by Jian Ping
CHICAGO, March 22 (Xinhua) -- Students from several grades at Kenwood Academy High School in Chicago Thursday gathered in a class to learn Chinese art and culture. They focused intensely on the hands-on activity of carving images on eggshells.
Shan Mengbo, who is 70 years old and an award-winning artist from China's Shandong province, was the teacher. The artist specializes in carving, and the raw materials he uses a range of materials from eggshell and pencils to porcelain plates.
"This is so challenging and interesting," said Azaria, a 7th grader.
Azaria told Xinhua that she had been learning Chinese for seven years and had done paper-cutting and other activities before, but "had never done anything like this," referring to eggshell carving.
"This is so different ... we normally just learn Chinese in class, this is about culture," said Kroi, who is also in the 7th grade.
Kroi said he is very interested in China and Chinese culture and wants to visit the country some day.
Eggshell carving isn't easy. One student crushed his eggshell. He received a replacement and was told to proceed with more care.
Shan demonstrated some raw materials used in his artwork, including empty cans, fallen leaves, discarded pencils and eggshells.
"We can use daily waste to make art," said Shan.
Shan showed students artwork made of waste can foil, and passed porcelain plate carvings, with portrait images from Confucius, Mona Lisa, Bill Gates, to Hemingway, all figures students could easily identify.

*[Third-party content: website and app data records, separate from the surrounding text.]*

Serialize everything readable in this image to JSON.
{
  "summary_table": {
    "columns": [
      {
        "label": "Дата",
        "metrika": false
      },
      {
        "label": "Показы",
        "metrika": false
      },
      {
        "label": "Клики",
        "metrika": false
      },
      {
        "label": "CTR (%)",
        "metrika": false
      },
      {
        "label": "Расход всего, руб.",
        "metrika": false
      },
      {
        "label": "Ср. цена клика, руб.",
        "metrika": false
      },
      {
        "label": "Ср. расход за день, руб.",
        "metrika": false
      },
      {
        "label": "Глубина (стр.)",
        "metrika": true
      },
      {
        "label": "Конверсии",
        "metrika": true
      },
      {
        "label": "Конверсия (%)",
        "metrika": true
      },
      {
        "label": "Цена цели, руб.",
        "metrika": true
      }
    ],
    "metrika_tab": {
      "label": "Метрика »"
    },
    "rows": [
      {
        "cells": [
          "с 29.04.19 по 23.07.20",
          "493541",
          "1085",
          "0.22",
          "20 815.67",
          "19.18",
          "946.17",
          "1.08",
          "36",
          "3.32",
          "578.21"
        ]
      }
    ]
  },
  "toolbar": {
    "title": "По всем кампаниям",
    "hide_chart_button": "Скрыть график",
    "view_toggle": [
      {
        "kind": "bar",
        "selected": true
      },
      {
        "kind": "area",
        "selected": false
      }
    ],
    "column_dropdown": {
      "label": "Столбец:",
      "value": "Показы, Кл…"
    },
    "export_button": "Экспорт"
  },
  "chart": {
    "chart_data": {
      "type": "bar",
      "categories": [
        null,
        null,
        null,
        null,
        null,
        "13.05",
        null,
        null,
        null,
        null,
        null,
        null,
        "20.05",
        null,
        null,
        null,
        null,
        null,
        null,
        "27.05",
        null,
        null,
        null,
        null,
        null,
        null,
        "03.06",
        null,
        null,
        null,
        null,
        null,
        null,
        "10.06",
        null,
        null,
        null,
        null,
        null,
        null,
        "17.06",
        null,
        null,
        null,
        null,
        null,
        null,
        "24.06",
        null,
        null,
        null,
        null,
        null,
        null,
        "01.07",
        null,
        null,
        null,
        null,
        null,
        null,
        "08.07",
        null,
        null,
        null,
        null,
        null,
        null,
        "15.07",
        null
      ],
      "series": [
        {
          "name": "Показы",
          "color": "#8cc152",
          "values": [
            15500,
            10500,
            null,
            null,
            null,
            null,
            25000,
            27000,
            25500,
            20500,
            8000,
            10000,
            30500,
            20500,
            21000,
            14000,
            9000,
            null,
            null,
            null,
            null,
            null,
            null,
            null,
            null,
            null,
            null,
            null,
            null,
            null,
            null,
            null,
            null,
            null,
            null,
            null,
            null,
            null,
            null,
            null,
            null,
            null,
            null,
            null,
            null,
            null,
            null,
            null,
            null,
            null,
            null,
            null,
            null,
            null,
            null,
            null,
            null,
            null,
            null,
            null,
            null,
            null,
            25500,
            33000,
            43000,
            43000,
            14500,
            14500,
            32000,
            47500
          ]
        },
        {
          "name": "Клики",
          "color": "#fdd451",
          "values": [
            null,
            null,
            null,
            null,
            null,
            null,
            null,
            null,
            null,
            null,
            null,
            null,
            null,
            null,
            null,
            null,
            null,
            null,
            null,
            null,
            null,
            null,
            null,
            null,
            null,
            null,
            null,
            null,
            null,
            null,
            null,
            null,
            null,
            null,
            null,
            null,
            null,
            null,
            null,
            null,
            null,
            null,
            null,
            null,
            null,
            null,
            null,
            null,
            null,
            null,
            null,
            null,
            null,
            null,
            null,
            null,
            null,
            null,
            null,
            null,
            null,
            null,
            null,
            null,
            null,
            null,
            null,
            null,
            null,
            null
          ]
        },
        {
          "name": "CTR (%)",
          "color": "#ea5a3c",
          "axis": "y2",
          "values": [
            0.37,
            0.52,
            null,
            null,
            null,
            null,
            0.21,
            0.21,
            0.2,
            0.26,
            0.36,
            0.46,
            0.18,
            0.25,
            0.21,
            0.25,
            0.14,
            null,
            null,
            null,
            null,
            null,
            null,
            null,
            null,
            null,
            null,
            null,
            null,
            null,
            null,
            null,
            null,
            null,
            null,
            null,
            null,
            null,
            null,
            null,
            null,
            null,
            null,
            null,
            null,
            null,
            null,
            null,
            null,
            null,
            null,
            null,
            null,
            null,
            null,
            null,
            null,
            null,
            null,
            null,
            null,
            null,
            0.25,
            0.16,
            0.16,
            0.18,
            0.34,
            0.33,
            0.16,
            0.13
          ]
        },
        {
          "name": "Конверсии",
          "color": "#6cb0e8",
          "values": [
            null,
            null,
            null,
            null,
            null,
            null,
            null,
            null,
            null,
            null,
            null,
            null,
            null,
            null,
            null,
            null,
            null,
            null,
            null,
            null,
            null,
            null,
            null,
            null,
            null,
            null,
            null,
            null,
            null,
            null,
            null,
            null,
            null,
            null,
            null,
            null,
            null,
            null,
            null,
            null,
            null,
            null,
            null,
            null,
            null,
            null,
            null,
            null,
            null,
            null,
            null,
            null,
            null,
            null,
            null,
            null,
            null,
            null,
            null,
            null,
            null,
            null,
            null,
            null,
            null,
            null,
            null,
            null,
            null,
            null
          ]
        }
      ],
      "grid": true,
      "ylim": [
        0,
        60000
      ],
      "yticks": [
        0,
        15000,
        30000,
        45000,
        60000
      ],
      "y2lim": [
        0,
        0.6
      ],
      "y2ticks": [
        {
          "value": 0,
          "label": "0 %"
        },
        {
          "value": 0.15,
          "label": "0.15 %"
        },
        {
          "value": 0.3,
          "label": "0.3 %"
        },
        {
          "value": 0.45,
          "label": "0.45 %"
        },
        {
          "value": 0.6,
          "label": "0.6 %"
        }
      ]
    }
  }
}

The program was organized by the Beijing Language and Culture University Press.
Shan, as well as Chen Heling, a language professor from Shandong University, were invited to Chicago for the program. They visited 20 schools and held 40 workshops over a 10-day period.
Chen carried out conversations with the students in Chinese, conveying the cultural background and stories behind Shan's artwork.
"Mr. Shan is good at relating to students," said Chen. "Our approach is to let students learn from experiencing culture and language together."
Chen said eggshell carving has a long history in China. "By showcasing carvings of Chinese images as well as Western iconic figures, it strikes a cord with students when they can recognize and relate to what they see," she said.
"It's my first time to the United States," Shan said. "I'm very glad to see so many students are interested in Chinese culture and artwork."
"It's a great experience for our students to interact with an artist from China in our classrooms," said Jennifer Chang, the Chinese language teacher at Kenwood Academy.
"Different from focusing on language only ... we are expanding language learning through culture and art," said Tony Yuan, chief operating officer of Beijing Language and Culture University Press branch in Chicago.
Yuan said that they are in the process of releasing a series of books teaching Chinese with folk art and culture, and the first book on paper-cutting has already been released.
Alonda, a 10th grader, moved her carving knife to chip off a thin layer of her eggshell. Shan bent over to show her how to move the eggshell instead of the carving tool to create the image she had drawn on the shell.
"This year's program has gone extremely well," Jane Lu, director of the Confucius Institute in Chicago, told Xinhua. "Mr. Shan and Ms. Chen have met with approximately 2,000 (program) students. Their new approach of combining culture, art and language is well received by both teachers and students."